Date: 25th August 2021
Article in brief
Sepsis is a life-threatening condition caused by a dysregulated host response to infection which can lead to the damage of multiple organ systems. In 2017, there were an estimated 48.9 million cases of sepsis recorded worldwide and a staggering 11 million sepsis-related deaths. It is extremely challenging to detect and treat as the heterogeneous features of the host and pathogen interactions create a complex and dynamic disease pathology. Prompt treatment is critical for sepsis, as the condition can rapidly deteriorate, often leaving survivors with long-term damage and disabilities. Now, researchers have developed an AI-based early warning system that alerted both the physicians and pharmacists of flagged patients which then receiving antibiotics significantly faster than standard care patients, resulting in an increase in days alive and out of hospital.
Researchers and physicians at Case Western Reserve University and MetroHealth Medical Center, US, led by the study’s principle investigator Yasir Tarabichi, have reported the first published randomised controlled evaluation of a model-based early warning system in an emergency room setting.

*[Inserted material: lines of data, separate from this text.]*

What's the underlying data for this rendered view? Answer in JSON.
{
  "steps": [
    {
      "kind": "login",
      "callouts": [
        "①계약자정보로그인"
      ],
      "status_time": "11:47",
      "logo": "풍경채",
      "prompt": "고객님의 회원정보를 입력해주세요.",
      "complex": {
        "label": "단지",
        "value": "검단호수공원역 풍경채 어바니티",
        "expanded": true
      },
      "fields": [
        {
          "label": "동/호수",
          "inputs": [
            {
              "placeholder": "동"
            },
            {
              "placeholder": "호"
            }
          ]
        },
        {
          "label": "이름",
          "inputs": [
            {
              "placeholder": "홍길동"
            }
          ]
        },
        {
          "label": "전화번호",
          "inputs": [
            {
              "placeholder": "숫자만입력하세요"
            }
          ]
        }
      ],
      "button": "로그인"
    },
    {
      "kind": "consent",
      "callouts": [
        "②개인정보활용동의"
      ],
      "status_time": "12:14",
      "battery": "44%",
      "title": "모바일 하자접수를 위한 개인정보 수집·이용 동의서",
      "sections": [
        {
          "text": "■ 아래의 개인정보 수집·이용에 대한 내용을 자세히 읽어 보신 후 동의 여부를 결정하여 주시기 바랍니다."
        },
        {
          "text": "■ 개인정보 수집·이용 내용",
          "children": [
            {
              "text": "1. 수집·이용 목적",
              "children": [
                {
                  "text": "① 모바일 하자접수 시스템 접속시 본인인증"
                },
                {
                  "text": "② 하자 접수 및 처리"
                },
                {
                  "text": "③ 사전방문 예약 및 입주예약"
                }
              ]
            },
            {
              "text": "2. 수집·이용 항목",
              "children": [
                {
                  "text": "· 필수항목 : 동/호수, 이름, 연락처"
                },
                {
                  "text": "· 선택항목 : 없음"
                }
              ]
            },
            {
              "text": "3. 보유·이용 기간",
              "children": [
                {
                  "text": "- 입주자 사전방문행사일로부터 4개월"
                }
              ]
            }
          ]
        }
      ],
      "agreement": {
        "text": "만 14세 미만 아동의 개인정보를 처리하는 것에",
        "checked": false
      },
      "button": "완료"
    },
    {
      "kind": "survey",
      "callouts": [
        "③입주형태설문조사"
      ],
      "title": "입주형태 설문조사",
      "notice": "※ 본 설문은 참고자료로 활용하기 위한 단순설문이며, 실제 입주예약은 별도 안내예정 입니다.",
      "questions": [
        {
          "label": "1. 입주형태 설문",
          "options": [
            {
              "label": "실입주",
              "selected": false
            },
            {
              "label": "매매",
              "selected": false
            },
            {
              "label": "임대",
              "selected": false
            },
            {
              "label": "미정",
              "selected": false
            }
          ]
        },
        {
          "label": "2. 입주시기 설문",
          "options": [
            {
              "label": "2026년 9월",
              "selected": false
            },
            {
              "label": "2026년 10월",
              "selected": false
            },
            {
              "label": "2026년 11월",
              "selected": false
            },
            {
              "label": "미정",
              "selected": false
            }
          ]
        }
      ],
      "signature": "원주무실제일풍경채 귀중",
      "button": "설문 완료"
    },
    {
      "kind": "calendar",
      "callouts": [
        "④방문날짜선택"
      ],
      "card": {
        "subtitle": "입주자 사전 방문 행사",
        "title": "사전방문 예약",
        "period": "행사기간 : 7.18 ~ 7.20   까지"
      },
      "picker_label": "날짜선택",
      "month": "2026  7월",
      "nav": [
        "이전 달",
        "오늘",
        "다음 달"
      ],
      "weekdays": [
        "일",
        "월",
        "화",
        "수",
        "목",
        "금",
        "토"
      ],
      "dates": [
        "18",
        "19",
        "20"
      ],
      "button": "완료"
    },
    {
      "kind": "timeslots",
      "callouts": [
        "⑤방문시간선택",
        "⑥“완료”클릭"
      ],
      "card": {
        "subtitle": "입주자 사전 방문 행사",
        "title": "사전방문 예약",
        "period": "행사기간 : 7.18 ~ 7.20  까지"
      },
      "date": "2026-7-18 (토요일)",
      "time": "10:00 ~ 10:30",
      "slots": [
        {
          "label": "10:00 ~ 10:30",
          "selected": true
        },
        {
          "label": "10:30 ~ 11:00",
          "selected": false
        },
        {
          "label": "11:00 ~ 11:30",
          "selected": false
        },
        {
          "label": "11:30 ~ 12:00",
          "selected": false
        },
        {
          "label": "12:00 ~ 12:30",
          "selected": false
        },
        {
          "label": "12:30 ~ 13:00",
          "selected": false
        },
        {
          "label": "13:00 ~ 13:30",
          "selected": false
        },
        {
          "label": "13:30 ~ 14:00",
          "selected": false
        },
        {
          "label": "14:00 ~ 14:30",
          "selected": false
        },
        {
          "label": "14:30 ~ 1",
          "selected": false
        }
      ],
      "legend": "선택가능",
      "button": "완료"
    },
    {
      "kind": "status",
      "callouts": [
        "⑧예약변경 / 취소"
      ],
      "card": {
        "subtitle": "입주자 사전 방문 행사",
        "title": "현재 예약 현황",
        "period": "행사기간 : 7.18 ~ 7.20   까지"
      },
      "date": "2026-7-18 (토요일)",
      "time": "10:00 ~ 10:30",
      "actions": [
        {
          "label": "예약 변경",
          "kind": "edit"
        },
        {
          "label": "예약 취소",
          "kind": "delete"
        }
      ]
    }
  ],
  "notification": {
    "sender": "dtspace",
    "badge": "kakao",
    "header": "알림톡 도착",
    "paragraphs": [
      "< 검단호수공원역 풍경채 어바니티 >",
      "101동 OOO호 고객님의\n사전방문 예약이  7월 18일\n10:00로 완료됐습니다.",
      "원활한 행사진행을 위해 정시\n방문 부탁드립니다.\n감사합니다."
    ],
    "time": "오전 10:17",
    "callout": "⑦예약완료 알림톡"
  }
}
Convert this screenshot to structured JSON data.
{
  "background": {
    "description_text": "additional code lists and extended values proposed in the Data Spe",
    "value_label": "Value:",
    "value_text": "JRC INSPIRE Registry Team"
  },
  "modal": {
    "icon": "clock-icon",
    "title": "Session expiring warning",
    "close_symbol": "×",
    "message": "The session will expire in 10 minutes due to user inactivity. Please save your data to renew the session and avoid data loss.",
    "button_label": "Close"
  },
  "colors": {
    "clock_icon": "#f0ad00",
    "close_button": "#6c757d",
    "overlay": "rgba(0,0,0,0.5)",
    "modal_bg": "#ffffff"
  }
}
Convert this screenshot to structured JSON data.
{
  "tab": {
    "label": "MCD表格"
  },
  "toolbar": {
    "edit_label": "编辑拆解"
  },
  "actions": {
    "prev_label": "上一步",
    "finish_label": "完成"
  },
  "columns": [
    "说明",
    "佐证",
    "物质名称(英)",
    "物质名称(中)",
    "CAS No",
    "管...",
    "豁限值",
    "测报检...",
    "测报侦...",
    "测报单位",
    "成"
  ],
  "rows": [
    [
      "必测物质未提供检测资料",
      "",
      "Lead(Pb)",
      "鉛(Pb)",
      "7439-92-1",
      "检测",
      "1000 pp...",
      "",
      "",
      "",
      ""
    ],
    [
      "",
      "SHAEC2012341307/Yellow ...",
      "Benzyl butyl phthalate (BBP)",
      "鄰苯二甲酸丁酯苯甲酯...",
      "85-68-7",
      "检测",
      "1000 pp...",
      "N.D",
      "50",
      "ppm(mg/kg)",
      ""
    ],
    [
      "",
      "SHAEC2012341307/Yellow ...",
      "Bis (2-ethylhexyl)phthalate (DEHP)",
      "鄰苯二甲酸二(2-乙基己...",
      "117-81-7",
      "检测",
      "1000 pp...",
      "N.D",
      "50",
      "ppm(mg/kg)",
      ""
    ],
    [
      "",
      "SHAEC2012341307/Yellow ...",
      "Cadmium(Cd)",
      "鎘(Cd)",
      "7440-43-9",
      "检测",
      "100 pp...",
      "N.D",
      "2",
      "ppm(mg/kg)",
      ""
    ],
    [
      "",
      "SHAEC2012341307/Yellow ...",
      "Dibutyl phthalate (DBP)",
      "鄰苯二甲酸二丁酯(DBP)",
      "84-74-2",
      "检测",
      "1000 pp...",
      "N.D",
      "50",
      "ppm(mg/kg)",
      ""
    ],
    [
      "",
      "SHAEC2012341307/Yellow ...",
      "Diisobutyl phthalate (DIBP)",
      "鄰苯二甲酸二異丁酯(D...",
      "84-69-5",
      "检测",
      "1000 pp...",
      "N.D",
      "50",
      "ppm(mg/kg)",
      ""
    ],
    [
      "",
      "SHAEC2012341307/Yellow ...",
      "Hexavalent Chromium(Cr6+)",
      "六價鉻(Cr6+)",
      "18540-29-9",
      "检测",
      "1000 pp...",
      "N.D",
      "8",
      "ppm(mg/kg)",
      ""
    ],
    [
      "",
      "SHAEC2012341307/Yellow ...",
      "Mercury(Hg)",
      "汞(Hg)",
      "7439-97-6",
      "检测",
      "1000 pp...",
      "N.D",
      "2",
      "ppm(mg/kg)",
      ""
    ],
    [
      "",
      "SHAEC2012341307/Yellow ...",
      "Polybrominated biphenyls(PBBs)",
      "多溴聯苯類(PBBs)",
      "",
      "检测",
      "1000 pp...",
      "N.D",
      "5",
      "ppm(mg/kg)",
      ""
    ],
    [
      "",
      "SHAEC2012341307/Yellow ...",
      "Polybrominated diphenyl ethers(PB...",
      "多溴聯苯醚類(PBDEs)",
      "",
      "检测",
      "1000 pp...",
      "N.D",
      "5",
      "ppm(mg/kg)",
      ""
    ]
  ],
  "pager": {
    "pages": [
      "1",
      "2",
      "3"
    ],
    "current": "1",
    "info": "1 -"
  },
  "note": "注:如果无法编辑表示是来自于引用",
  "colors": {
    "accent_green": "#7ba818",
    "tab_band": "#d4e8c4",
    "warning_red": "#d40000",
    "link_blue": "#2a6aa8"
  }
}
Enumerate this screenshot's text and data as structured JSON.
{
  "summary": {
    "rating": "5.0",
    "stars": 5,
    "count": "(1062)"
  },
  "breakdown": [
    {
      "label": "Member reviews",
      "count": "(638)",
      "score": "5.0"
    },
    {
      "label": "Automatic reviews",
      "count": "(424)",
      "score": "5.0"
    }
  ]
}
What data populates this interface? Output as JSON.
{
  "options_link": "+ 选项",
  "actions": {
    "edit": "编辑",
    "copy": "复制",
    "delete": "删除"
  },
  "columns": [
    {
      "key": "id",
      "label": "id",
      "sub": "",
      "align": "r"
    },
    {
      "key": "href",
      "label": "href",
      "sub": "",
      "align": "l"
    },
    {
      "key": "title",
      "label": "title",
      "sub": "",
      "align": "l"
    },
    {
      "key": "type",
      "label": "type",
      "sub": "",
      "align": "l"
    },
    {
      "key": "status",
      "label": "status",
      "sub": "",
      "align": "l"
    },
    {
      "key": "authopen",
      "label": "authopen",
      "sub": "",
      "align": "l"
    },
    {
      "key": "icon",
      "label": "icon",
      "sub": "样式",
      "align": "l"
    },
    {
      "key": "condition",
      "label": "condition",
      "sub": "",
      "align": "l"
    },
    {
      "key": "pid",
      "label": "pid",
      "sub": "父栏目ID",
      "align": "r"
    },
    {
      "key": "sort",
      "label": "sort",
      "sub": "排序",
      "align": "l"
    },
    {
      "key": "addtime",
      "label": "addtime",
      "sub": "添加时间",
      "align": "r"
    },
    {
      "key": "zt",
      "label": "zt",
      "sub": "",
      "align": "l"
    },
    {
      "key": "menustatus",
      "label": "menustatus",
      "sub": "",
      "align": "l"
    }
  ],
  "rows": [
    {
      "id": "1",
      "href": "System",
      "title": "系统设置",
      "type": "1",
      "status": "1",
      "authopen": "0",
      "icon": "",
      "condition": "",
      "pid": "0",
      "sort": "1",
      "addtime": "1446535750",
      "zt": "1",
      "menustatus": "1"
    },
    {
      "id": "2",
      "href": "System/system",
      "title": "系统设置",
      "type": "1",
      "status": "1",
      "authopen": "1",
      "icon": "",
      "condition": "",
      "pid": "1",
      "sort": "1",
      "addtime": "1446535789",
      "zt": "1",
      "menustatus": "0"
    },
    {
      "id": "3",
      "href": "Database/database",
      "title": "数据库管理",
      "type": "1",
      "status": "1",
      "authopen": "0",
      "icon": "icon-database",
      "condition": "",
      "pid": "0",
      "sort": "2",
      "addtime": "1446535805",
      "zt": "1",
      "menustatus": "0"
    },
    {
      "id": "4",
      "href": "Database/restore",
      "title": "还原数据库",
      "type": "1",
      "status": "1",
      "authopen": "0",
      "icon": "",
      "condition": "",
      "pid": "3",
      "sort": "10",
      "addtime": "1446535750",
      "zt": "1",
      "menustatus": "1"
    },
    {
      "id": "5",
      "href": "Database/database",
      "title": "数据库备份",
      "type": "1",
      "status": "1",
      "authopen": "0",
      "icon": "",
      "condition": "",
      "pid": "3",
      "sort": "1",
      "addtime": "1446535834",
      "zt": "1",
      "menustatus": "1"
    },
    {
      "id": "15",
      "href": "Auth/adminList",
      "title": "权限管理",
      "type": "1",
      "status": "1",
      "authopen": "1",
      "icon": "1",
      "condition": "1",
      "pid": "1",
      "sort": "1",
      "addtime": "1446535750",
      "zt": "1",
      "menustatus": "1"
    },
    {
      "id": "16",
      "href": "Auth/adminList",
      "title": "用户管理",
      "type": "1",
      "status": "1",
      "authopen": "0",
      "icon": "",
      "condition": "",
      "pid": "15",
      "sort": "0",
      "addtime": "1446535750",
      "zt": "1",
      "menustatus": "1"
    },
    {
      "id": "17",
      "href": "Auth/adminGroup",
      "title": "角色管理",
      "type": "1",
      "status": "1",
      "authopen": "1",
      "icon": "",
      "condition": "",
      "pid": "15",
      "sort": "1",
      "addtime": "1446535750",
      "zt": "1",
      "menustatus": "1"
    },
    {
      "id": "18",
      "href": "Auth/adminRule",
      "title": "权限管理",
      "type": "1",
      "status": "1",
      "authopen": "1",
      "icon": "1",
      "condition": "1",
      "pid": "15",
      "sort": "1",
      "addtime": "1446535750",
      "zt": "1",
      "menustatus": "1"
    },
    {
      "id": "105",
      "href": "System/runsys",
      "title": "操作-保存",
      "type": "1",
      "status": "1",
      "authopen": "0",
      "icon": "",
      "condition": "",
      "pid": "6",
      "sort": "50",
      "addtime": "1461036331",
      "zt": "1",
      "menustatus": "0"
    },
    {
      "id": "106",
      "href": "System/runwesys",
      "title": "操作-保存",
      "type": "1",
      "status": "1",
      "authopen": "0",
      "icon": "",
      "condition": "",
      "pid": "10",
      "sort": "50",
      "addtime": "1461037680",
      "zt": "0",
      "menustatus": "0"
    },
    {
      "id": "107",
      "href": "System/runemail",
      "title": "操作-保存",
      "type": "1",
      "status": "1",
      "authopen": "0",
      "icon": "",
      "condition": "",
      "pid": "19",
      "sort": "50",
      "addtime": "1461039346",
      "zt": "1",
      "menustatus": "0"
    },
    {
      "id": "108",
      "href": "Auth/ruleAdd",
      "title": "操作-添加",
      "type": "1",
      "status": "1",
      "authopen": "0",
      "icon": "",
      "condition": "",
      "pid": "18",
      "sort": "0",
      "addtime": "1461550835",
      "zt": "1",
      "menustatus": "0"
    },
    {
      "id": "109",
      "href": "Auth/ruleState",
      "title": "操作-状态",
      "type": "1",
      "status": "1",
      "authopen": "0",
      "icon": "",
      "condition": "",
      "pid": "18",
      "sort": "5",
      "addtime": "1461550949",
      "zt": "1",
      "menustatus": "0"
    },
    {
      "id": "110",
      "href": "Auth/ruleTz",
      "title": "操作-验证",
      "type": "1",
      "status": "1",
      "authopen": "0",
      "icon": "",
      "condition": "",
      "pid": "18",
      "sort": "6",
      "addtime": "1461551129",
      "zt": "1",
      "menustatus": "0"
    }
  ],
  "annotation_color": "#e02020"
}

The team randomised a total of 598 patients (aged 18 or over) to standard sepsis care or standard care augmented by the display of a sepsis early warning system–triggered flag in the electronic health record combined with electronic health record–based emergency department pharmacist notification. Over a 5-month period, time to antibiotic administration, and clinical outcomes were measured as days alive and out of hospital at 28 days.
The team found that those in the augmented cohort were associated with shorter times to antibiotic administration without an increase in undesirable or potentially harmful clinical interventions. They had, on average, more days alive and out of hospital than the group that received the standard care. Taken together, the increase in survival rates and reduction in hospital stay improved with the implementation of the early warning sepsis system.
The team here have demonstrated for the first time that an AI-based early warning system for sepsis improved outcomes in a ‘real’ world setting – an emergency room. The system improved patient outcomes, leading to quicker administration of antibiotics, and more days alive and out of hospital. It is envisioned that the early warning system’s role will be supportive to the health care’s response to sepsis.
Early warning systems such as these are likely to be a welcome inclusion to help determine sepsis status. Time to treatment is crucial and currently other novel tools are also being developed to alleviate and treat symptoms. New nanotrap technology has been developed to efficiently capture and attenuate a group of inflammatory mediators for effective sepsis treatment in animal models. Together, these types of ground breaking technologies could change the way we diagnose and treat sepsis, and offer faster administration of treatments which will attenuate the devastating long lasting and devastating effects that sepsis can have.
For more information please see the press release at Cape Western Reserve University
Tarabichi, Y., Cheng, A., Bar-Shain, D., McCrate, B.M., Reese, L.H., Emerman, C., Siff, J., Wang, C., Kaelber, D.C., Watts, B., et al. (2021). Improving Timeliness of Antibiotic Administration Using a Provider and Pharmacist Facing Sepsis Early Warning System in the Emergency Department Setting: A Randomized Controlled Quality Improvement Initiative. Critical Care Medicine.